Journal of investigational allergology & clinical immunology

Long-Term Effect of Sublingual and Subcutaneous Immunotherapy in Dust Mite-Allergic Children With Asthma/Rhinitis: A 3-Year Prospective Randomized Controlled Trial.

PMID 26727762

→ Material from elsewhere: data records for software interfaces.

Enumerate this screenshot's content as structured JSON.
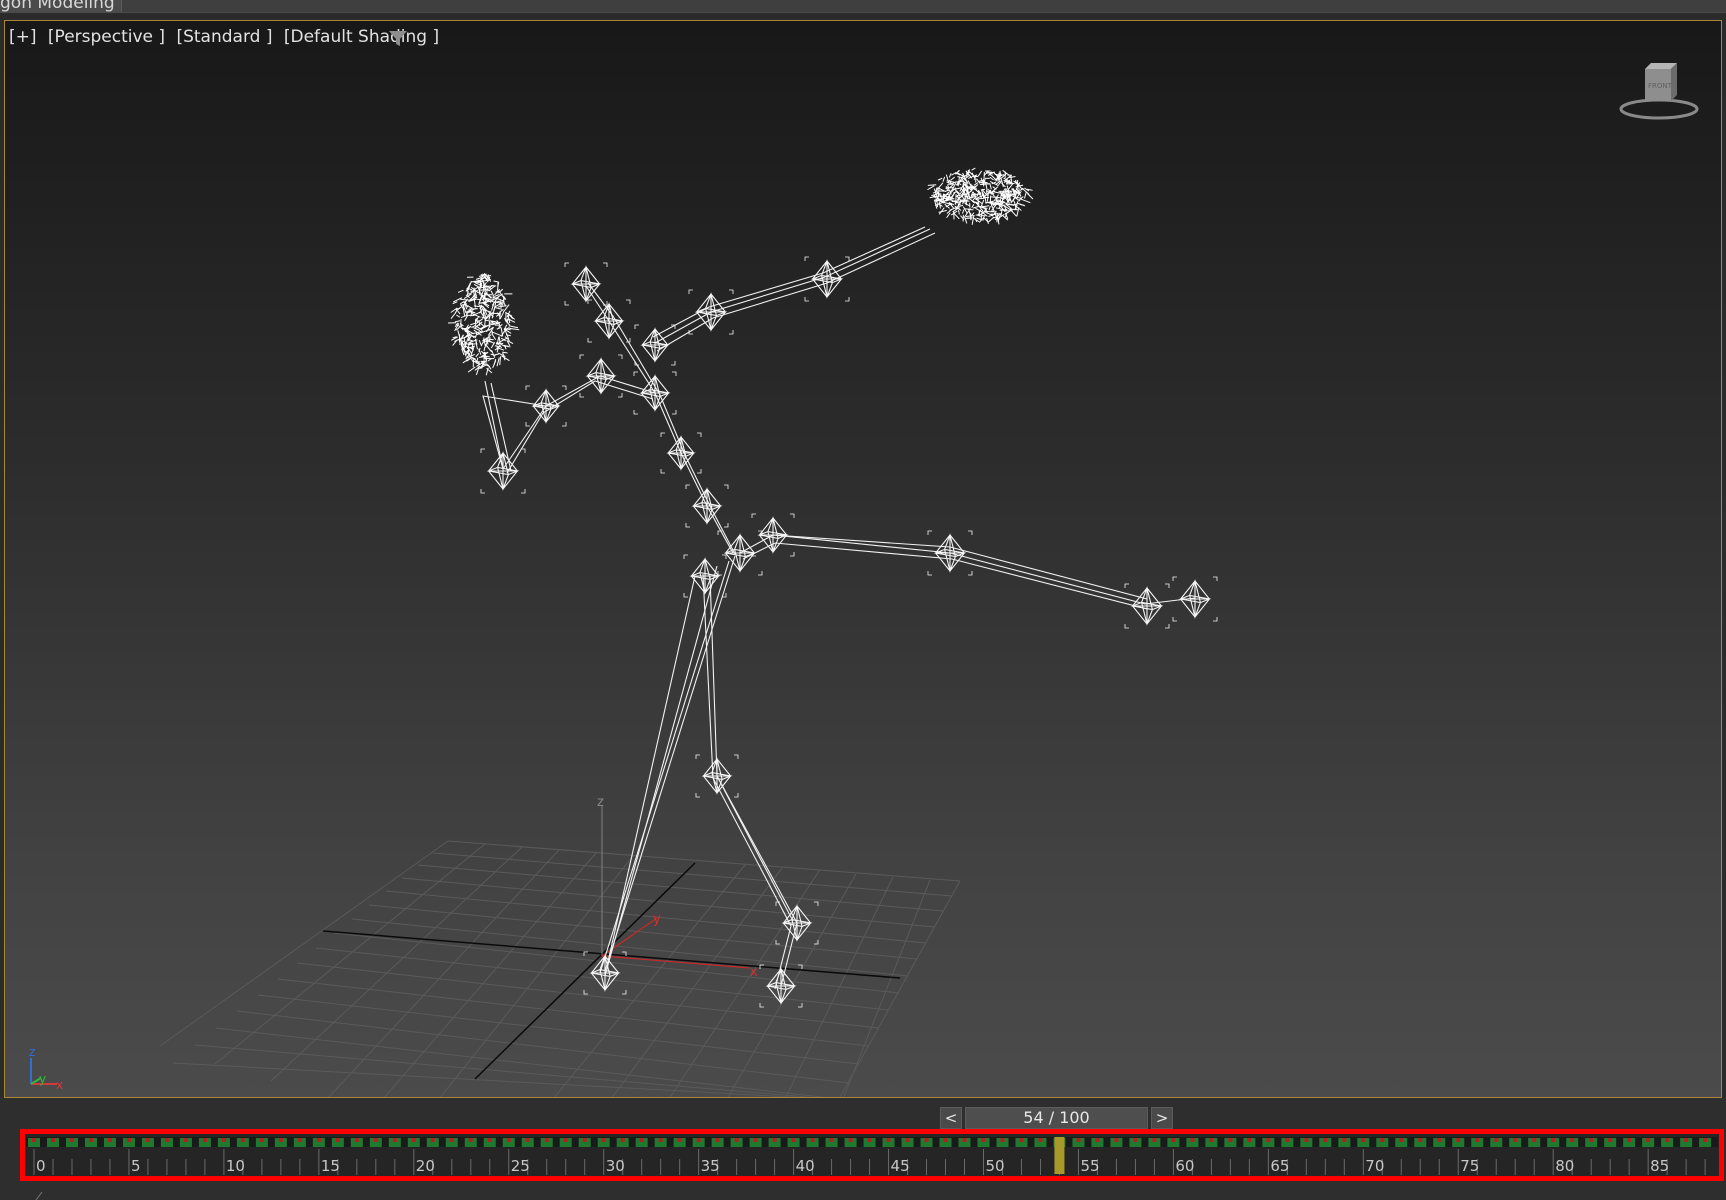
{
  "ribbon": {
    "active_tab": "gon Modeling"
  },
  "viewport": {
    "labels": [
      "[+]",
      "[Perspective ]",
      "[Standard ]",
      "[Default Shading ]"
    ],
    "filter_icon": "filter-funnel-icon",
    "viewcube_icon": "viewcube-icon",
    "viewcube_face_label": "FRONT",
    "axis_tripod_labels": {
      "z": "z",
      "y": "y",
      "x": "x"
    },
    "grid_axis_labels": {
      "z": "z",
      "y": "y",
      "x": "x"
    }
  },
  "timeline": {
    "prev_label": "<",
    "next_label": ">",
    "frame_counter": "54 / 100",
    "current_frame": 54,
    "total_frames": 100,
    "tick_labels": [
      "0",
      "5",
      "10",
      "15",
      "20",
      "25",
      "30",
      "35",
      "40",
      "45",
      "50",
      "55",
      "60",
      "65",
      "70",
      "75",
      "80",
      "85"
    ],
    "highlight_color": "#ff0000",
    "key_color": "#1f7a2f",
    "time_slider_color": "#a89a2a"
  }
}
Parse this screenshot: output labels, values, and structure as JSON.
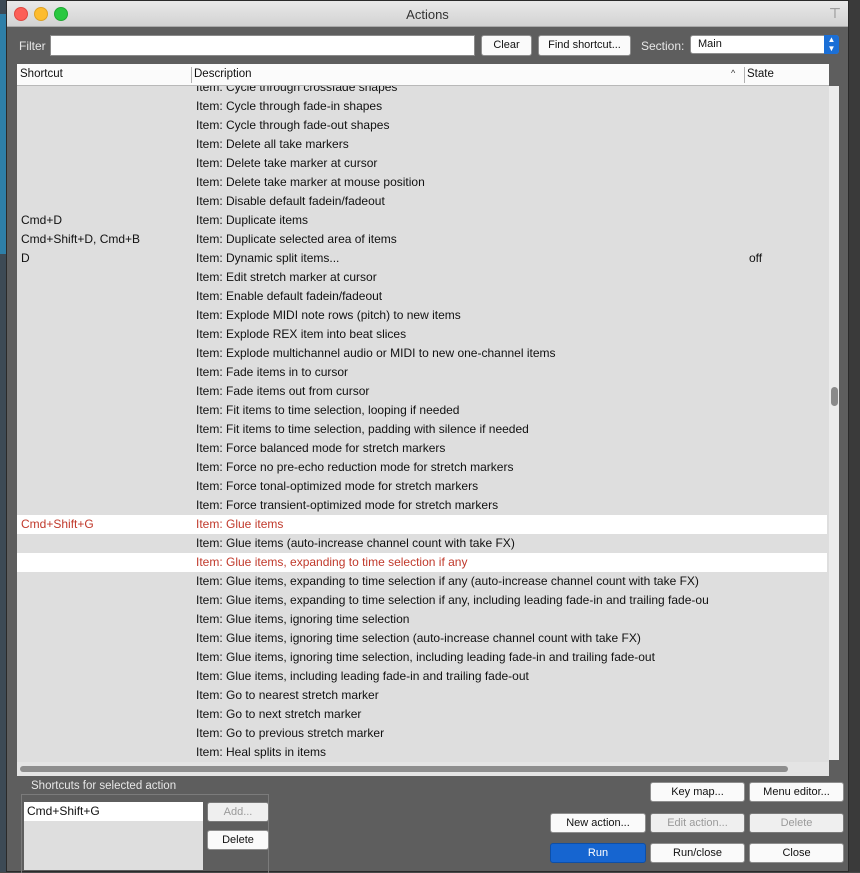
{
  "window": {
    "title": "Actions"
  },
  "filter": {
    "label": "Filter",
    "value": ""
  },
  "buttons": {
    "clear": "Clear",
    "find_shortcut": "Find shortcut...",
    "add": "Add...",
    "delete_shortcut": "Delete",
    "key_map": "Key map...",
    "menu_editor": "Menu editor...",
    "new_action": "New action...",
    "edit_action": "Edit action...",
    "delete_action": "Delete",
    "run": "Run",
    "run_close": "Run/close",
    "close": "Close"
  },
  "section": {
    "label": "Section:",
    "value": "Main"
  },
  "columns": {
    "shortcut": "Shortcut",
    "description": "Description",
    "state": "State"
  },
  "rows": [
    {
      "shortcut": "",
      "description": "Item: Cycle through crossfade shapes",
      "state": "",
      "selected": false
    },
    {
      "shortcut": "",
      "description": "Item: Cycle through fade-in shapes",
      "state": "",
      "selected": false
    },
    {
      "shortcut": "",
      "description": "Item: Cycle through fade-out shapes",
      "state": "",
      "selected": false
    },
    {
      "shortcut": "",
      "description": "Item: Delete all take markers",
      "state": "",
      "selected": false
    },
    {
      "shortcut": "",
      "description": "Item: Delete take marker at cursor",
      "state": "",
      "selected": false
    },
    {
      "shortcut": "",
      "description": "Item: Delete take marker at mouse position",
      "state": "",
      "selected": false
    },
    {
      "shortcut": "",
      "description": "Item: Disable default fadein/fadeout",
      "state": "",
      "selected": false
    },
    {
      "shortcut": "Cmd+D",
      "description": "Item: Duplicate items",
      "state": "",
      "selected": false
    },
    {
      "shortcut": "Cmd+Shift+D, Cmd+B",
      "description": "Item: Duplicate selected area of items",
      "state": "",
      "selected": false
    },
    {
      "shortcut": "D",
      "description": "Item: Dynamic split items...",
      "state": "off",
      "selected": false
    },
    {
      "shortcut": "",
      "description": "Item: Edit stretch marker at cursor",
      "state": "",
      "selected": false
    },
    {
      "shortcut": "",
      "description": "Item: Enable default fadein/fadeout",
      "state": "",
      "selected": false
    },
    {
      "shortcut": "",
      "description": "Item: Explode MIDI note rows (pitch) to new items",
      "state": "",
      "selected": false
    },
    {
      "shortcut": "",
      "description": "Item: Explode REX item into beat slices",
      "state": "",
      "selected": false
    },
    {
      "shortcut": "",
      "description": "Item: Explode multichannel audio or MIDI to new one-channel items",
      "state": "",
      "selected": false
    },
    {
      "shortcut": "",
      "description": "Item: Fade items in to cursor",
      "state": "",
      "selected": false
    },
    {
      "shortcut": "",
      "description": "Item: Fade items out from cursor",
      "state": "",
      "selected": false
    },
    {
      "shortcut": "",
      "description": "Item: Fit items to time selection, looping if needed",
      "state": "",
      "selected": false
    },
    {
      "shortcut": "",
      "description": "Item: Fit items to time selection, padding with silence if needed",
      "state": "",
      "selected": false
    },
    {
      "shortcut": "",
      "description": "Item: Force balanced mode for stretch markers",
      "state": "",
      "selected": false
    },
    {
      "shortcut": "",
      "description": "Item: Force no pre-echo reduction mode for stretch markers",
      "state": "",
      "selected": false
    },
    {
      "shortcut": "",
      "description": "Item: Force tonal-optimized mode for stretch markers",
      "state": "",
      "selected": false
    },
    {
      "shortcut": "",
      "description": "Item: Force transient-optimized mode for stretch markers",
      "state": "",
      "selected": false
    },
    {
      "shortcut": "Cmd+Shift+G",
      "description": "Item: Glue items",
      "state": "",
      "selected": true
    },
    {
      "shortcut": "",
      "description": "Item: Glue items (auto-increase channel count with take FX)",
      "state": "",
      "selected": false
    },
    {
      "shortcut": "",
      "description": "Item: Glue items, expanding to time selection if any",
      "state": "",
      "selected": true
    },
    {
      "shortcut": "",
      "description": "Item: Glue items, expanding to time selection if any (auto-increase channel count with take FX)",
      "state": "",
      "selected": false
    },
    {
      "shortcut": "",
      "description": "Item: Glue items, expanding to time selection if any, including leading fade-in and trailing fade-ou",
      "state": "",
      "selected": false
    },
    {
      "shortcut": "",
      "description": "Item: Glue items, ignoring time selection",
      "state": "",
      "selected": false
    },
    {
      "shortcut": "",
      "description": "Item: Glue items, ignoring time selection (auto-increase channel count with take FX)",
      "state": "",
      "selected": false
    },
    {
      "shortcut": "",
      "description": "Item: Glue items, ignoring time selection, including leading fade-in and trailing fade-out",
      "state": "",
      "selected": false
    },
    {
      "shortcut": "",
      "description": "Item: Glue items, including leading fade-in and trailing fade-out",
      "state": "",
      "selected": false
    },
    {
      "shortcut": "",
      "description": "Item: Go to nearest stretch marker",
      "state": "",
      "selected": false
    },
    {
      "shortcut": "",
      "description": "Item: Go to next stretch marker",
      "state": "",
      "selected": false
    },
    {
      "shortcut": "",
      "description": "Item: Go to previous stretch marker",
      "state": "",
      "selected": false
    },
    {
      "shortcut": "",
      "description": "Item: Heal splits in items",
      "state": "",
      "selected": false
    }
  ],
  "shortcuts_panel": {
    "title": "Shortcuts for selected action",
    "items": [
      "Cmd+Shift+G"
    ]
  },
  "colors": {
    "selected_text": "#c0392b",
    "run_button": "#1665d0"
  }
}
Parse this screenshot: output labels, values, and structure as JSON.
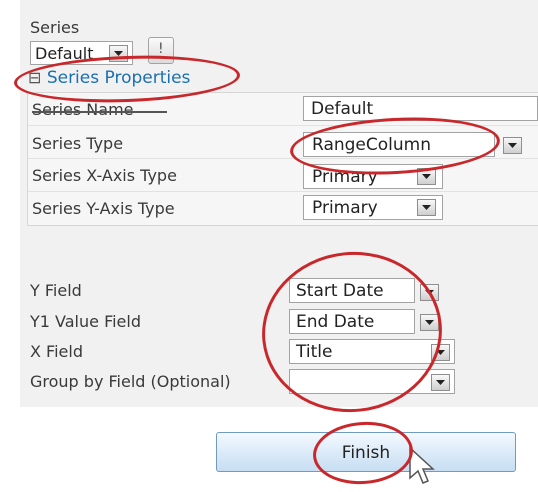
{
  "series_section": {
    "label": "Series",
    "selected_series": "Default",
    "add_button_label": "!"
  },
  "series_properties": {
    "toggle_symbol": "⊟",
    "header": "Series Properties",
    "rows": [
      {
        "label": "Series Name",
        "value": "Default"
      },
      {
        "label": "Series Type",
        "value": "RangeColumn"
      },
      {
        "label": "Series X-Axis Type",
        "value": "Primary"
      },
      {
        "label": "Series Y-Axis Type",
        "value": "Primary"
      }
    ]
  },
  "fields": [
    {
      "label": "Y Field",
      "value": "Start Date"
    },
    {
      "label": "Y1 Value Field",
      "value": "End Date"
    },
    {
      "label": "X Field",
      "value": "Title"
    },
    {
      "label": "Group by Field (Optional)",
      "value": ""
    }
  ],
  "finish_button": {
    "label": "Finish"
  },
  "colors": {
    "annotation": "#c8282b",
    "link": "#1a6fb1",
    "panel": "#f1f1f1"
  }
}
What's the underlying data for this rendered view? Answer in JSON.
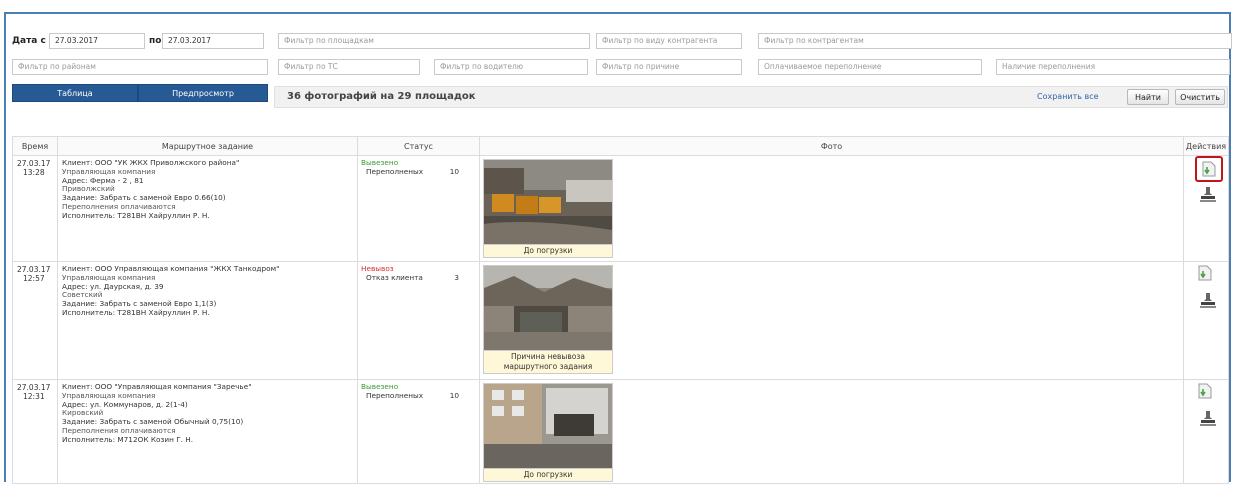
{
  "filters": {
    "date_from_label": "Дата с",
    "date_from_value": "27.03.2017",
    "date_to_label": "по",
    "date_to_value": "27.03.2017",
    "sites_placeholder": "Фильтр по площадкам",
    "contractor_type_placeholder": "Фильтр по виду контрагента",
    "contractors_placeholder": "Фильтр по контрагентам",
    "districts_placeholder": "Фильтр по районам",
    "vehicle_placeholder": "Фильтр по ТС",
    "driver_placeholder": "Фильтр по водителю",
    "reason_placeholder": "Фильтр по причине",
    "paid_overflow_placeholder": "Оплачиваемое переполнение",
    "overflow_presence_placeholder": "Наличие переполнения"
  },
  "view_buttons": {
    "table": "Таблица",
    "preview": "Предпросмотр"
  },
  "summary": {
    "text": "36 фотографий на 29 площадок",
    "save_all": "Сохранить все",
    "find": "Найти",
    "clear": "Очистить"
  },
  "columns": {
    "time": "Время",
    "task": "Маршрутное задание",
    "status": "Статус",
    "photo": "Фото",
    "actions": "Действия"
  },
  "colors": {
    "accent": "#255a95",
    "ok": "#3a9a3a",
    "bad": "#d83030",
    "highlight": "#c0151b"
  },
  "rows": [
    {
      "date": "27.03.17",
      "time": "13:28",
      "client": "Клиент: ООО \"УК ЖКХ Приволжского района\"",
      "type": "Управляющая компания",
      "address": "Адрес: Ферма - 2 , 81",
      "district": "Приволжский",
      "job": "Задание: Забрать с заменой Евро 0.66(10)",
      "overflow": "Переполнения оплачиваются",
      "executor": "Исполнитель: Т281ВН Хайруллин Р. Н.",
      "status": "Вывезено",
      "status_kind": "ok",
      "sub_label": "Переполненых",
      "sub_value": "10",
      "caption": "До погрузки"
    },
    {
      "date": "27.03.17",
      "time": "12:57",
      "client": "Клиент: ООО Управляющая компания \"ЖКХ Танкодром\"",
      "type": "Управляющая компания",
      "address": "Адрес: ул. Даурская, д. 39",
      "district": "Советский",
      "job": "Задание: Забрать с заменой Евро 1,1(3)",
      "overflow": "",
      "executor": "Исполнитель: Т281ВН Хайруллин Р. Н.",
      "status": "Невывоз",
      "status_kind": "bad",
      "sub_label": "Отказ клиента",
      "sub_value": "3",
      "caption": "Причина невывоза маршрутного задания"
    },
    {
      "date": "27.03.17",
      "time": "12:31",
      "client": "Клиент: ООО \"Управляющая компания \"Заречье\"",
      "type": "Управляющая компания",
      "address": "Адрес: ул. Коммунаров, д. 2(1-4)",
      "district": "Кировский",
      "job": "Задание: Забрать с заменой Обычный 0,75(10)",
      "overflow": "Переполнения оплачиваются",
      "executor": "Исполнитель: М712ОК Козин Г. Н.",
      "status": "Вывезено",
      "status_kind": "ok",
      "sub_label": "Переполненых",
      "sub_value": "10",
      "caption": "До погрузки"
    }
  ]
}
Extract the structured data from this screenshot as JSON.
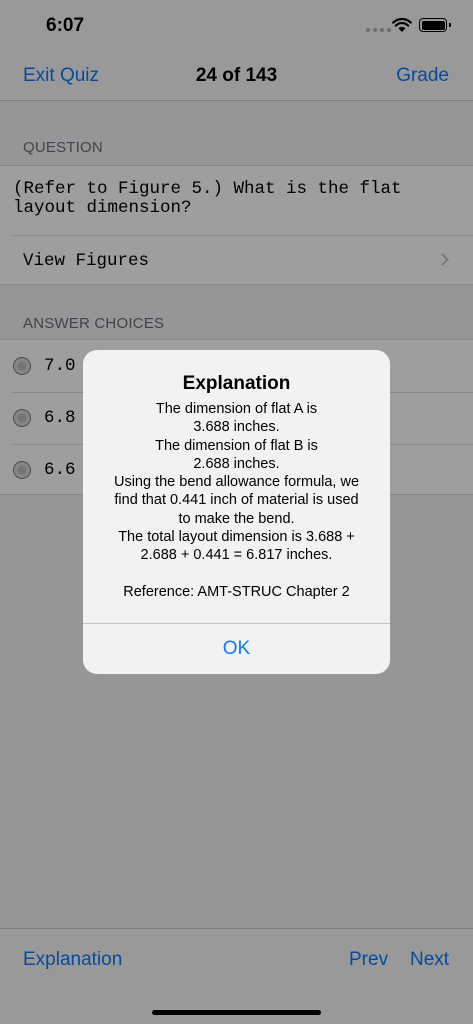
{
  "status_bar": {
    "time": "6:07"
  },
  "nav": {
    "left_label": "Exit Quiz",
    "title": "24 of 143",
    "right_label": "Grade"
  },
  "question": {
    "section_header": "QUESTION",
    "text": "(Refer to Figure 5.) What is the flat layout dimension?",
    "view_figures_label": "View Figures"
  },
  "answers": {
    "section_header": "ANSWER CHOICES",
    "items": [
      {
        "label": "7.0"
      },
      {
        "label": "6.8"
      },
      {
        "label": "6.6"
      }
    ]
  },
  "alert": {
    "title": "Explanation",
    "lines": [
      "The dimension of flat A is",
      "3.688 inches.",
      "The dimension of flat B is",
      "2.688 inches.",
      "Using the bend allowance formula, we",
      "find that 0.441 inch of material is used",
      "to make the bend.",
      "The total layout dimension is 3.688 +",
      "2.688 + 0.441 = 6.817 inches.",
      "",
      "Reference: AMT-STRUC Chapter 2"
    ],
    "ok_label": "OK"
  },
  "toolbar": {
    "explanation_label": "Explanation",
    "prev_label": "Prev",
    "next_label": "Next"
  },
  "colors": {
    "accent": "#0a7aff",
    "background": "#f2f2f7"
  }
}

Specific allergen immunotherapy is the only treatment modality that might change the natural course of allergic diseases in childhood. We sought to prospectively compare the long-term clinical and immunological effects of sublingual (SLIT) and subcutaneous (SCIT) immunotherapy compared with pharmacotherapy alone. In this single-center, prospective randomized controlled trial, 48 children with mild persistent asthma with/without rhinitis, monosensitized to house dust mites (HDMs) were followed for 3 years. At baseline and years 1 and 3 of follow-up, patients were evaluated and compared for total rhinitis (TRSS) and asthma (TASS) symptom scores, total symptom scores (TSS), total medication scores (TMS), safety profiles, skin-nasal-bronchial reactivity, and immunological parameters. A significant reduction was observed in TASS for both HDM-SCIT and HDM-SLIT at year 3 of treatment compared with baseline and controls (P<.05 for both), with significant improvement in rhinitis symptoms for both groups compared with controls (P=.01 for both). TSS decreased significantly in both HDM-SCIT and HDM-SLIT at year 3 compared with baseline (P=.007 and P=.04, respectively) and controls (P<.01 for both). A significant reduction in TMS was observed in HDM-SCIT and HDM-SLIT compared with baseline and controls (P=.01 in all cases), with a reduction in skin reactivity to HDM (P<.05). Finally, a significant increase in allergen specific IgG4 was observed in the SCIT group at year 3 compared with baseline, the SLIT group, and controls (P<.001 in all cases). HDM-sensitized asthmatic children treated for at least 3 years with either SCIT or SLIT showed sustained clinical improvement.